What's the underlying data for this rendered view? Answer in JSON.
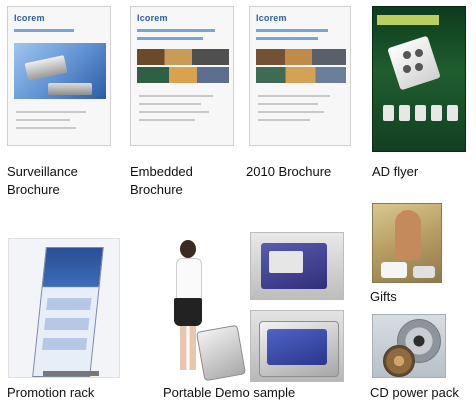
{
  "gallery": {
    "surveillance": {
      "caption_line1": "Surveillance",
      "caption_line2": "Brochure"
    },
    "embedded": {
      "caption_line1": "Embedded",
      "caption_line2": "Brochure"
    },
    "brochure_2010": {
      "caption": "2010 Brochure"
    },
    "ad_flyer": {
      "caption": "AD flyer"
    },
    "gifts": {
      "caption": "Gifts"
    },
    "promotion_rack": {
      "caption": "Promotion rack"
    },
    "portable_demo": {
      "caption": "Portable Demo sample"
    },
    "cd_power_pack": {
      "caption": "CD power pack"
    }
  }
}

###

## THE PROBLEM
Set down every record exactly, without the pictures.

## RESULT
What's the underlying data for this rendered view? Answer in JSON.
{
  "gallery": {
    "surveillance": {
      "caption_line1": "Surveillance",
      "caption_line2": "Brochure"
    },
    "embedded": {
      "caption_line1": "Embedded",
      "caption_line2": "Brochure"
    },
    "brochure_2010": {
      "caption": "2010 Brochure"
    },
    "ad_flyer": {
      "caption": "AD flyer"
    },
    "gifts": {
      "caption": "Gifts"
    },
    "promotion_rack": {
      "caption": "Promotion rack"
    },
    "portable_demo": {
      "caption": "Portable Demo sample"
    },
    "cd_power_pack": {
      "caption": "CD power pack"
    }
  }
}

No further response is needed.